◆ WORK INSTRUCTIONS
Find the string "邮箱有效" in the listing below and return each line it appears in.

◆ RECORDED INFORMATION

┌────────

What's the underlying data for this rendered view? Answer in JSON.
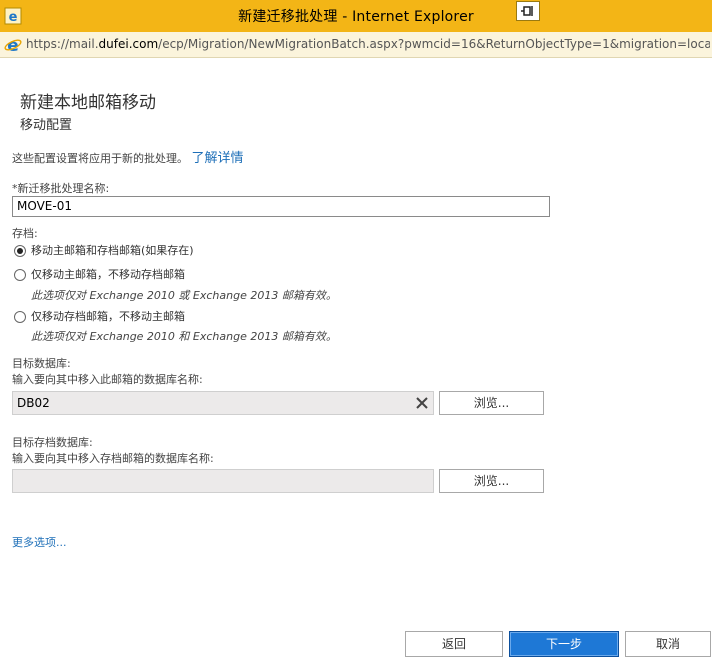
{
  "window": {
    "title": "新建迁移批处理 - Internet Explorer",
    "url_prefix": "https://mail.",
    "url_domain": "dufei.com",
    "url_path": "/ecp/Migration/NewMigrationBatch.aspx?pwmcid=16&ReturnObjectType=1&migration=localm"
  },
  "page": {
    "title": "新建本地邮箱移动",
    "subtitle": "移动配置",
    "intro_text": "这些配置设置将应用于新的批处理。",
    "learn_more": "了解详情"
  },
  "batch_name": {
    "label": "*新迁移批处理名称:",
    "value": "MOVE-01"
  },
  "archive": {
    "label": "存档:",
    "options": [
      {
        "label": "移动主邮箱和存档邮箱(如果存在)",
        "note": "",
        "checked": true
      },
      {
        "label": "仅移动主邮箱，不移动存档邮箱",
        "note": "此选项仅对 Exchange 2010 或 Exchange 2013 邮箱有效。",
        "checked": false
      },
      {
        "label": "仅移动存档邮箱，不移动主邮箱",
        "note": "此选项仅对 Exchange 2010 和 Exchange 2013 邮箱有效。",
        "checked": false
      }
    ]
  },
  "target_db": {
    "label": "目标数据库:",
    "hint": "输入要向其中移入此邮箱的数据库名称:",
    "value": "DB02",
    "browse_label": "浏览..."
  },
  "target_archive_db": {
    "label": "目标存档数据库:",
    "hint": "输入要向其中移入存档邮箱的数据库名称:",
    "value": "",
    "browse_label": "浏览..."
  },
  "more_options": "更多选项...",
  "footer": {
    "back_label": "返回",
    "next_label": "下一步",
    "cancel_label": "取消"
  },
  "colors": {
    "titlebar": "#f3b516",
    "link": "#1e6fb8",
    "primary_button": "#1e78d6"
  }
}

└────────

◆ YOUR RESPONSE
        "note": "此选项仅对 Exchange 2010 或 Exchange 2013 邮箱有效。",
        "note": "此选项仅对 Exchange 2010 和 Exchange 2013 邮箱有效。",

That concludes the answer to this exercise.